| Activity |
Among the entries, find the lines with the string "title" and copy them.

------ Extracted records ------

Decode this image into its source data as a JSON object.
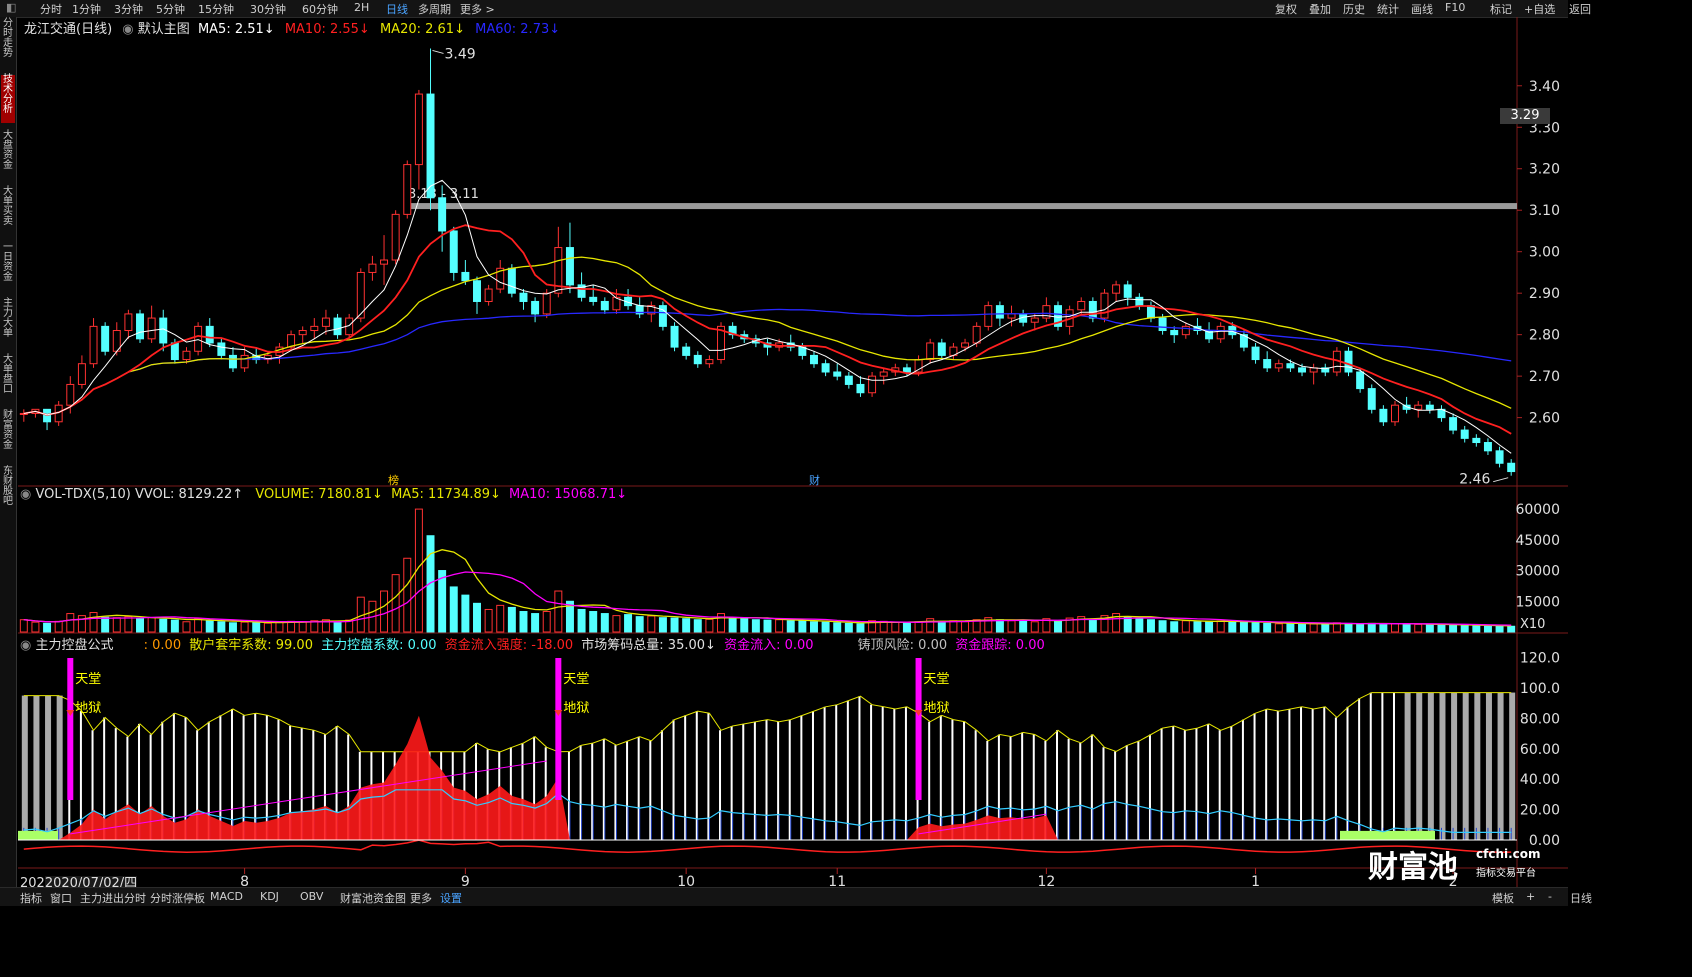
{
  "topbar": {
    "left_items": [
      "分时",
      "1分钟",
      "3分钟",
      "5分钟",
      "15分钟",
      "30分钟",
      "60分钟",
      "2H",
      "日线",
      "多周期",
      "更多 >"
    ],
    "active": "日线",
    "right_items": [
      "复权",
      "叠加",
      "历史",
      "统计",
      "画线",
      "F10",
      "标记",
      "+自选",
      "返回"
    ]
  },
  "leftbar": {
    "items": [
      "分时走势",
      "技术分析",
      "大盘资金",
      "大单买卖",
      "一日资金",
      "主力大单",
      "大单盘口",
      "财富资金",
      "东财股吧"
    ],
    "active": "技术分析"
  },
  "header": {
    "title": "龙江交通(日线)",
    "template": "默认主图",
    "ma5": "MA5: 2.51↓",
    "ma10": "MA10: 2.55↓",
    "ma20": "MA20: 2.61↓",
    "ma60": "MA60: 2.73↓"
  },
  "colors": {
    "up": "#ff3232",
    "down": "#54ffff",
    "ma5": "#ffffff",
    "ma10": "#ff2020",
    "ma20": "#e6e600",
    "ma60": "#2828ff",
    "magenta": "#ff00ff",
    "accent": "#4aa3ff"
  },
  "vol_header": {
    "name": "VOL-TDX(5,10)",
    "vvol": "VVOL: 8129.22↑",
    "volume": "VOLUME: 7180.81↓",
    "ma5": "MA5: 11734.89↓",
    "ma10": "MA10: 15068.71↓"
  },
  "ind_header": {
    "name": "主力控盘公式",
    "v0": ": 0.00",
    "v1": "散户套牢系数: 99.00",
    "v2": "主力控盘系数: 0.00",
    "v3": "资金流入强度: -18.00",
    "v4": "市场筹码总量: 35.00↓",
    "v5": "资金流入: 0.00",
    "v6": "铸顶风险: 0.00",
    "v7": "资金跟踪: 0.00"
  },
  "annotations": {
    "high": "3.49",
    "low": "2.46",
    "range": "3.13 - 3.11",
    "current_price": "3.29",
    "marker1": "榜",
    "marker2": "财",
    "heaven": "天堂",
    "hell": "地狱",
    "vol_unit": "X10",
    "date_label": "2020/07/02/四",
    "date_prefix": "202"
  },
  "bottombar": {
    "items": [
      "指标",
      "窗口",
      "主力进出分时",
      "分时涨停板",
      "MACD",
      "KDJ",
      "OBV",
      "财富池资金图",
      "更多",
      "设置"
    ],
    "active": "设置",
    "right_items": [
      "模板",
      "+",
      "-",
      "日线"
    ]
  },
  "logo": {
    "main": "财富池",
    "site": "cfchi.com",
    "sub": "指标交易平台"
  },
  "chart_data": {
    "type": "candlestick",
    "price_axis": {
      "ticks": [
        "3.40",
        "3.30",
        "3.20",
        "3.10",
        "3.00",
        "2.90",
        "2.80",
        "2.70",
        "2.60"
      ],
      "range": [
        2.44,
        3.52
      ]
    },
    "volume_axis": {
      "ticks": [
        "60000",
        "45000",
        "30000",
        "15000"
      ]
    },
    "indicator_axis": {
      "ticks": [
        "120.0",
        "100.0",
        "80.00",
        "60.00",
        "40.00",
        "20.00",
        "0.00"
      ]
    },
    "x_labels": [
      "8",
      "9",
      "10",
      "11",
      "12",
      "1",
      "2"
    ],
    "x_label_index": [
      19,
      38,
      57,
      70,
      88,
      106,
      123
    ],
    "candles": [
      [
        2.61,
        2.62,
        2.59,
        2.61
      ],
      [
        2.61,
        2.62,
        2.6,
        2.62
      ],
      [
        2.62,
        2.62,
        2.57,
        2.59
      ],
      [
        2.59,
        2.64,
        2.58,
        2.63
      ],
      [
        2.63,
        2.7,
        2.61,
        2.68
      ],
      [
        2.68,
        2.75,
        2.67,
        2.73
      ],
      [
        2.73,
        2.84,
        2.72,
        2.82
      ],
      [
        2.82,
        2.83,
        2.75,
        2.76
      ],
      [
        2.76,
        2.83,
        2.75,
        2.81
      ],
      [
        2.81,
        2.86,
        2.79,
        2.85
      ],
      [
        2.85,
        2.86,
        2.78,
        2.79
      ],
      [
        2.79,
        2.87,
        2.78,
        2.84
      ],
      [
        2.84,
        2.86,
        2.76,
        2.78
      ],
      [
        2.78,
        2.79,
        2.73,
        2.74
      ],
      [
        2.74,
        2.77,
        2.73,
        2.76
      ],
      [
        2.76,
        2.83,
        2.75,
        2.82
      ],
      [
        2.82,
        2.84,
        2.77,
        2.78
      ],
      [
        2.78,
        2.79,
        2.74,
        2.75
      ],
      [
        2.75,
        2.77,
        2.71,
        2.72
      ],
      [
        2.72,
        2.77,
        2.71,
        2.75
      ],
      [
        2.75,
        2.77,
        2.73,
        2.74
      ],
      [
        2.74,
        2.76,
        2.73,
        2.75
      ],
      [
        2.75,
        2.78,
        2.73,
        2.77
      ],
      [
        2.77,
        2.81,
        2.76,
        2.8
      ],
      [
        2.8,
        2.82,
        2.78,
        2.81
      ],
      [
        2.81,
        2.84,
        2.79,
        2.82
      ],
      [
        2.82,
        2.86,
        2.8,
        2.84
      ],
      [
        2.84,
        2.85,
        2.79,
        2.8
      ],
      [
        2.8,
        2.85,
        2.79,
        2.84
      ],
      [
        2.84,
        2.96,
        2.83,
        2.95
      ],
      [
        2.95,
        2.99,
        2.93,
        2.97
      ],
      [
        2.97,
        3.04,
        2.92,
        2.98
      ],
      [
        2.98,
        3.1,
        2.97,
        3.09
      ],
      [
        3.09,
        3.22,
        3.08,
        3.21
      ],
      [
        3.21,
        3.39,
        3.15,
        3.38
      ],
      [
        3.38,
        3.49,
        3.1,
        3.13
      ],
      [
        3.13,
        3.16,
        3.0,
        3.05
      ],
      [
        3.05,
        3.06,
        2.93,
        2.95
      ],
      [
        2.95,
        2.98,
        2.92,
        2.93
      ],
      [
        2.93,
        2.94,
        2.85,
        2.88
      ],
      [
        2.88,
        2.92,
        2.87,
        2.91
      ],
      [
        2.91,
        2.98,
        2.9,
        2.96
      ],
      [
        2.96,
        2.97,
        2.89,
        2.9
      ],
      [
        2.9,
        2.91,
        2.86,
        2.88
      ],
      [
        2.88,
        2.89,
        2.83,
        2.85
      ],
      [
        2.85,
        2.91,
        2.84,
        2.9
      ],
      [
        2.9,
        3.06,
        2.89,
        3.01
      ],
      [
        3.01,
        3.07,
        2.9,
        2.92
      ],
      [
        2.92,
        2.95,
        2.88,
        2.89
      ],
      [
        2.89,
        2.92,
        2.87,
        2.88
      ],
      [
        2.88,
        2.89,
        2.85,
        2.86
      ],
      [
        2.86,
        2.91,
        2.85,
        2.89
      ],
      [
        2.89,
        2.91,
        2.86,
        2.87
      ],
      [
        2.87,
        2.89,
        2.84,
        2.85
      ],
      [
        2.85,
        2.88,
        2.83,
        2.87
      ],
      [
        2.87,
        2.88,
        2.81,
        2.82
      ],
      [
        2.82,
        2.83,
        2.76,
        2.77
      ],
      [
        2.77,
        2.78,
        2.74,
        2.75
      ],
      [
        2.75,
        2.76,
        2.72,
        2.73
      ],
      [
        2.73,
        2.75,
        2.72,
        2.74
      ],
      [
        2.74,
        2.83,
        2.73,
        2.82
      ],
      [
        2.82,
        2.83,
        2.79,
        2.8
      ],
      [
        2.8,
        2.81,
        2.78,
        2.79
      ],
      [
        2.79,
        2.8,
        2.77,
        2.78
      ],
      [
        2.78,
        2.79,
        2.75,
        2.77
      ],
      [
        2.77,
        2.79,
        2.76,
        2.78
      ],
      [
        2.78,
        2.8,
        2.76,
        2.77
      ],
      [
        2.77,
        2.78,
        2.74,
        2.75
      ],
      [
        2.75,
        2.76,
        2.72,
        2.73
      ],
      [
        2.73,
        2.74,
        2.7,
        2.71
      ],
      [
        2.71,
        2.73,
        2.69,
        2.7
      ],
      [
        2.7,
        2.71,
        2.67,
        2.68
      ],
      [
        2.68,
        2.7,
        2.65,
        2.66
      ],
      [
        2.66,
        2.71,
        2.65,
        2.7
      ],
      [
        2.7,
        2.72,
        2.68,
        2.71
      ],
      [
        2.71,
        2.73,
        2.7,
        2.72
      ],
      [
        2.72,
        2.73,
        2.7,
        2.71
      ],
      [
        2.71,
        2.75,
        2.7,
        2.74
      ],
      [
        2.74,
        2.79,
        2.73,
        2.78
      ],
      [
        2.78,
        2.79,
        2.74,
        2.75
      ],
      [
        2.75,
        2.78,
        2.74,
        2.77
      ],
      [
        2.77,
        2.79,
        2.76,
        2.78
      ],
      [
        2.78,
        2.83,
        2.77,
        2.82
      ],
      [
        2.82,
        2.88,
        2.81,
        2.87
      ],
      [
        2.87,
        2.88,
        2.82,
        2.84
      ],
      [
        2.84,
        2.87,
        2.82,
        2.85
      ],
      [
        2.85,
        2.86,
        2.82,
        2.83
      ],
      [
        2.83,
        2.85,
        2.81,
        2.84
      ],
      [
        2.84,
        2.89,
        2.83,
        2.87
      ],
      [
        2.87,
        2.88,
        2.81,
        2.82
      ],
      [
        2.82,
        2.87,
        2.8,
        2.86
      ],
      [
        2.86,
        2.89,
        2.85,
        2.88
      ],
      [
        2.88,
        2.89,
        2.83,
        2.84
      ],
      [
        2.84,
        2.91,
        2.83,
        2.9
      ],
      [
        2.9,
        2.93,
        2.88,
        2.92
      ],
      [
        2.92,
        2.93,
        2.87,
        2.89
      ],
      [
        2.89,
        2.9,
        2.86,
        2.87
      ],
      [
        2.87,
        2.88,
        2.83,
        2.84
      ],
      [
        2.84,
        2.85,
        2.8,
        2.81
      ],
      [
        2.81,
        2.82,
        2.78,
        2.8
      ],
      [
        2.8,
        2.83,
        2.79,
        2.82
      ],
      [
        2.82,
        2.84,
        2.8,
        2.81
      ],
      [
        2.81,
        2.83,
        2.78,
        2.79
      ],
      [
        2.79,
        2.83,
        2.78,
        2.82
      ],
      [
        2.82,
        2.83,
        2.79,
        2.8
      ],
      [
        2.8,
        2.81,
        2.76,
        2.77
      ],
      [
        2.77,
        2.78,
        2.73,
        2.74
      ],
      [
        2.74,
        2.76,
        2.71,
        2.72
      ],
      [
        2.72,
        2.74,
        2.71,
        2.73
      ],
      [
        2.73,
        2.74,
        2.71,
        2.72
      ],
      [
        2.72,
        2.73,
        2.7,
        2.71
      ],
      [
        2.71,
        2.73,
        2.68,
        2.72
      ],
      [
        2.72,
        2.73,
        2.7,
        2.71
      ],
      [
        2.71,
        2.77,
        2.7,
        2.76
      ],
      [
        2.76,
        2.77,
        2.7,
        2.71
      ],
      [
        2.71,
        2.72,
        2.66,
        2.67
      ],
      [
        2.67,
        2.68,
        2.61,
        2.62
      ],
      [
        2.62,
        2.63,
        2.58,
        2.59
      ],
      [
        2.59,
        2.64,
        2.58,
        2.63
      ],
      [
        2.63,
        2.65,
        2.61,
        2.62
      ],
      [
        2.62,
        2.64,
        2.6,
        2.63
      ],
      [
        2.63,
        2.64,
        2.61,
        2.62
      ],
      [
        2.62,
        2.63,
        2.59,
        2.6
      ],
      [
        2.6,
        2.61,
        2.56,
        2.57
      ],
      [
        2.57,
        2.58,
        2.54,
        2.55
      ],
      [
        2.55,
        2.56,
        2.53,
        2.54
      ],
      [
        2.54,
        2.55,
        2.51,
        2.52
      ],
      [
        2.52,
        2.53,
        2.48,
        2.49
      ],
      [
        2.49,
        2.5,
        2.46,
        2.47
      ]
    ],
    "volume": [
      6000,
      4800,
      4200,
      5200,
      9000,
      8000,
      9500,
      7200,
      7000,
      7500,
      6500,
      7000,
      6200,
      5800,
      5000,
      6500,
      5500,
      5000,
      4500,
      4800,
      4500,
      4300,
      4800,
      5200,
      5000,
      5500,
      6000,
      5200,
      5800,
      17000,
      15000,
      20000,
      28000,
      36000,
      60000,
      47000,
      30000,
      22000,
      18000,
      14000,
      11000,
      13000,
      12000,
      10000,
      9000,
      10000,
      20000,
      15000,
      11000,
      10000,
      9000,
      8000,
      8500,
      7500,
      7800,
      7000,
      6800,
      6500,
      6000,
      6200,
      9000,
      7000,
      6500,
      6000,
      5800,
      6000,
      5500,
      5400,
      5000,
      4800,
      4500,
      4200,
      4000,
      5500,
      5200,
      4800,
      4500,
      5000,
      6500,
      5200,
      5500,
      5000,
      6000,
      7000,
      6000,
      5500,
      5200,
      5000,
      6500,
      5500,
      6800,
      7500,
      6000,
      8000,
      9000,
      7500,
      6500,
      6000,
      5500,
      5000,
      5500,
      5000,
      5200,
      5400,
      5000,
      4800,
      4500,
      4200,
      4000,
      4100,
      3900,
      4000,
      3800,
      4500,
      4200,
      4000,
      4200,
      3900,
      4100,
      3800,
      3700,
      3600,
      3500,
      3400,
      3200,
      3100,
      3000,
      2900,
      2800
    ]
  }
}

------
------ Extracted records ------

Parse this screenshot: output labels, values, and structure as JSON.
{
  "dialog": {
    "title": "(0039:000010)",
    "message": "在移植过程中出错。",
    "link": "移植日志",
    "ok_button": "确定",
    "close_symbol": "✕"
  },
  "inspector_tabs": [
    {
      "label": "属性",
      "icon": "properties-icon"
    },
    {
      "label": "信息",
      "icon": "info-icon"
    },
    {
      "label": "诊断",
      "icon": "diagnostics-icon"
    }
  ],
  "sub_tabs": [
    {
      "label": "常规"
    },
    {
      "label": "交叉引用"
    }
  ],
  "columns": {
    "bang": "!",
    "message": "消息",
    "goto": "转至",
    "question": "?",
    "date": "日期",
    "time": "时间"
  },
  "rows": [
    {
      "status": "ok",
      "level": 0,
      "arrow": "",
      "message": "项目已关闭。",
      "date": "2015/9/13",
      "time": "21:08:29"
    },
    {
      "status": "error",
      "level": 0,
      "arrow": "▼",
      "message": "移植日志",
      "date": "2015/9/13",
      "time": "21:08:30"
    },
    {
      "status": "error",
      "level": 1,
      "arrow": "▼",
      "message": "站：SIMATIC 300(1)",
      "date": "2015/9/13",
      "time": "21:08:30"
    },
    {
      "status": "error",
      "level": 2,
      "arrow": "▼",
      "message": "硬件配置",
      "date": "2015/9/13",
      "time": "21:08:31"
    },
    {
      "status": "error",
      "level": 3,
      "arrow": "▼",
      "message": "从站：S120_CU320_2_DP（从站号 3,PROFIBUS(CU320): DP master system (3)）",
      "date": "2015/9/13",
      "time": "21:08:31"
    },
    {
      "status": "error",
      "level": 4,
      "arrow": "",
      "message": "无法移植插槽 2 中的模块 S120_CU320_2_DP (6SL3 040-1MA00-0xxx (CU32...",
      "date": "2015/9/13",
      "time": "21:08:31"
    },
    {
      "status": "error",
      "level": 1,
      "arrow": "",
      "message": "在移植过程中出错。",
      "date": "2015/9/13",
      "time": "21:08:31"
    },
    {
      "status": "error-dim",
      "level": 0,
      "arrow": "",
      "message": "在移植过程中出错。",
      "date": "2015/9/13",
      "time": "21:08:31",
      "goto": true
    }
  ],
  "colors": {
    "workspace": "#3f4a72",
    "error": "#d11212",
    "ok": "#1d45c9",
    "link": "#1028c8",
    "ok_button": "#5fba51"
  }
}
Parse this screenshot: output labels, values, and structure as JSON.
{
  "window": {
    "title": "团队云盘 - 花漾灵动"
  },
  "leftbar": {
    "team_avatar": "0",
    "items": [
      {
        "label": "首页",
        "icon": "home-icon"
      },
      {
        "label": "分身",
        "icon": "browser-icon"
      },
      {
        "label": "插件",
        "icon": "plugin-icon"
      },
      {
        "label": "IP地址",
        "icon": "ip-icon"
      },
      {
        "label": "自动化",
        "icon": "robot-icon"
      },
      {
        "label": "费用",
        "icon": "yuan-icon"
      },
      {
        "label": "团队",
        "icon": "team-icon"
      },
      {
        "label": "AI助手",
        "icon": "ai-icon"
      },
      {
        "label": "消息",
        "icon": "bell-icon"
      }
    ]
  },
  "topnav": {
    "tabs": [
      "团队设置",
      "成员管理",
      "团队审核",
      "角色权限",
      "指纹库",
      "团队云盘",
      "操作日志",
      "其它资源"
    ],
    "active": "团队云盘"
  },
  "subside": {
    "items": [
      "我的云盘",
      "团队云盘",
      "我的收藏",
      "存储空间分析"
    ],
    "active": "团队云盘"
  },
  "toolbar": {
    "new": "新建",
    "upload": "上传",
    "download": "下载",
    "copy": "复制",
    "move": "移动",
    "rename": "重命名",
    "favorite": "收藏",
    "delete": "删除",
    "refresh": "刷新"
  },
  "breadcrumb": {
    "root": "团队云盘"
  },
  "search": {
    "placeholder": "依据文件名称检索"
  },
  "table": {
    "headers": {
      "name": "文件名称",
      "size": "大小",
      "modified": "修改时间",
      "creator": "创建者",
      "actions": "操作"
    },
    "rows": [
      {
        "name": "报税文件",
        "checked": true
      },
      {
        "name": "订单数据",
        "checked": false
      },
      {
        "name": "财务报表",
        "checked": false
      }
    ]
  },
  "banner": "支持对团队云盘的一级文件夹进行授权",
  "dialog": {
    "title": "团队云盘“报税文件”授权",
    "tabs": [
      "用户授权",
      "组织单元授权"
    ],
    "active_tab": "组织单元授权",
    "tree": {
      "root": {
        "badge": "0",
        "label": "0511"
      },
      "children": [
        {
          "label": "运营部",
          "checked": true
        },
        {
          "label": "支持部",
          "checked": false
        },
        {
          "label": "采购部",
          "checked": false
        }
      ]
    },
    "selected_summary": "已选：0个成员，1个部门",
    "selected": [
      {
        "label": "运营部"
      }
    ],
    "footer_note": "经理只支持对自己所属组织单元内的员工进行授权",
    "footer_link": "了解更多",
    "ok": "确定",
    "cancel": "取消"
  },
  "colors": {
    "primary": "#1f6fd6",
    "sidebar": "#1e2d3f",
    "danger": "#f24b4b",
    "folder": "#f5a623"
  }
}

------
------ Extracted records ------

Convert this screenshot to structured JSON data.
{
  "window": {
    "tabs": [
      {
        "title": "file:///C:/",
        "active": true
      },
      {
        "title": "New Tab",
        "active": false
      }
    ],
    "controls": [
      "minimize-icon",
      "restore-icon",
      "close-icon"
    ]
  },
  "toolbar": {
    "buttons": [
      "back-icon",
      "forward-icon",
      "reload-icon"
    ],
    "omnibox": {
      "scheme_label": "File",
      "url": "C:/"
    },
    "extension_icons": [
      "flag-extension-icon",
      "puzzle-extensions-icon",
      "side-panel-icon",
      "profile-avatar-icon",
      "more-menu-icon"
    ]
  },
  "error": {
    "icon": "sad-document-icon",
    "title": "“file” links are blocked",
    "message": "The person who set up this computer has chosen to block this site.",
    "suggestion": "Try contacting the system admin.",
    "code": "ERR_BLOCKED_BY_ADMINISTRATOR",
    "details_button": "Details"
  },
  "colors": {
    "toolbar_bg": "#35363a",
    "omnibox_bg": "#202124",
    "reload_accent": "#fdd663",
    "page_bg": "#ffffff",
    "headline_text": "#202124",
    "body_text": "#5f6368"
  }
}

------

| Output for this task |
    "title": "龙江交通(日线)",
    "title": "(0039:000010)",
    "title": "团队云盘 - 花漾灵动"
    "title": "团队云盘“报税文件”授权",
        "title": "file:///C:/",
        "title": "New Tab",
    "title": "“file” links are blocked",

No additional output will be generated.